In 2000 Harris played a key role in New Zealand chasing down India’s total of 264 to win the final of the ICC Champions Trophy. New Zealand were battling at 132/5 midway through the innings before Harris contributed 46 with the bat during a crucial 122 sixth-wicket partnership with Chris Cairns which ultimately laid the platform for the four-wicket victory with two balls to spare.
“It was like being shot in the arm. I literally couldn’t move my arm. I tried practising to bowl and I realised I had no chance, so I went up to Flem[ing] at the end of the over and said: ‘I don’t think I can bowl mate I’ve got to go off,” he said.

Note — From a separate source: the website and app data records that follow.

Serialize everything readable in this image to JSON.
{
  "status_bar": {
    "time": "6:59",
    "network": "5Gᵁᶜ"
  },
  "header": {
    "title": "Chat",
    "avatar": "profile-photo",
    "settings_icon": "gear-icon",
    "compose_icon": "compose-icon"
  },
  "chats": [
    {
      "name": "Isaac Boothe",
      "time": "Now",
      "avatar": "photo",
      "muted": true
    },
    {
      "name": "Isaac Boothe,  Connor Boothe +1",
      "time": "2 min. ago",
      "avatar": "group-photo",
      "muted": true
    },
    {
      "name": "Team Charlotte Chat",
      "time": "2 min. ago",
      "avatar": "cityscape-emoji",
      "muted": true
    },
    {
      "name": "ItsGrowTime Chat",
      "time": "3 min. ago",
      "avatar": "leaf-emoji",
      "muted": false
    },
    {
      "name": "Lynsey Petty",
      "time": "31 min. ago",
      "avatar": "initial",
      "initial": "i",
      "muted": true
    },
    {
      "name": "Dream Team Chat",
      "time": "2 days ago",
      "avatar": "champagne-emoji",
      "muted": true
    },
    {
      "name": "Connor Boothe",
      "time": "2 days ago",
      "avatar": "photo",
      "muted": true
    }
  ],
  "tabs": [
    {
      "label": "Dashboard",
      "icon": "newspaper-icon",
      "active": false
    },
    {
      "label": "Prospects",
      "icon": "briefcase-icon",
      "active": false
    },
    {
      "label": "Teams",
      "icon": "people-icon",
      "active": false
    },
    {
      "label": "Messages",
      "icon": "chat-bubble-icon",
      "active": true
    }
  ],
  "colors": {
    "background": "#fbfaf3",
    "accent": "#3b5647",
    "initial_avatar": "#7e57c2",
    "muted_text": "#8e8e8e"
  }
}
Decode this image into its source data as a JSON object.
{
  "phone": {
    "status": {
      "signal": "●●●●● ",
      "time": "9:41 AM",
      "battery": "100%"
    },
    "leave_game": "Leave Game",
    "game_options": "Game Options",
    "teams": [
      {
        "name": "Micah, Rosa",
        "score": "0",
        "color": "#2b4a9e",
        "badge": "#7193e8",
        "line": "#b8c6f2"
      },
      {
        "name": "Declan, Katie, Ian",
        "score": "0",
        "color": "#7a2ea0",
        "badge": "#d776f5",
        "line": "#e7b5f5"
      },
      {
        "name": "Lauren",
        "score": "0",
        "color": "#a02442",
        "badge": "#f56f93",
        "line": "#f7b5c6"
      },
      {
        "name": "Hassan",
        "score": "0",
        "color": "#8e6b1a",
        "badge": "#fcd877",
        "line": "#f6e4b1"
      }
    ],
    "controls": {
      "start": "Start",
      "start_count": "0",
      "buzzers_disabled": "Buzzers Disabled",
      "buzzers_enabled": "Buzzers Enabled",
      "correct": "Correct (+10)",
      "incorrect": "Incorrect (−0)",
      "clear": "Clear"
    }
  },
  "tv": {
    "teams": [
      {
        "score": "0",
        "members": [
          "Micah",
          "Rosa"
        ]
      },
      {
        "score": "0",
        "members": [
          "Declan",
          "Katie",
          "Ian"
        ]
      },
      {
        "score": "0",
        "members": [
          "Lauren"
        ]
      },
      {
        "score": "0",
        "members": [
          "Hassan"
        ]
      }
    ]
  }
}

Later in the match New Zealand found themselves 166/8 and still 95 runs short of Australia’s total and the prospect of Harris batting didn’t look likely. However, an inspired not-out innings from Kyle Mills which included four sixes meant New Zealand were just 26 runs short of victory when the ninth wicket fell.
Harris scored just four runs from six deliveries - many of which arrived at 150km/h and aimed directly at his shoulder from Brett Lee – before being bowled by Glen McGrath 17 runs short of the total.
“I remember getting my arms up to play the ball and the pain was quite unbearable. I had obviously taken a lot of paracetamol and codeine, so I was a little bit out of it, but it was a little bit sad because we got so close.”
In one-day international cricket Harris scored 4379 runs at an average of 29. He also took 203 wickets at an average of 37.50. However, more impressively he carried an economy rate of just 4.28 runs per over, Harris never established himself a regular in the New Zealand test side. He made just 23 appearances between 1992 and 2002 resulted in a disappointing batting average of 20.44 and an ineffective bowling average of 73.12.
“In the early days I was always led to believe test cricket was a defensive game and if you look now it’s not at all. If I had my time again I would have played my test cricket like my one-day cricket,” he said.
Harris continued playing domestically for Canterbury until 2010 as well as stints in India and two years of playing and coaching in Zimbabwe before a year playing for Papatoetoe in Auckland.
Upon returning to Christchurch Harris began working in sales and continued to play club cricket for Sydenham – which he has no plans of giving up on anytime soon.
He has also now involved with Sky Sport’s commentary team and will cover many domestic T20 games during December and January.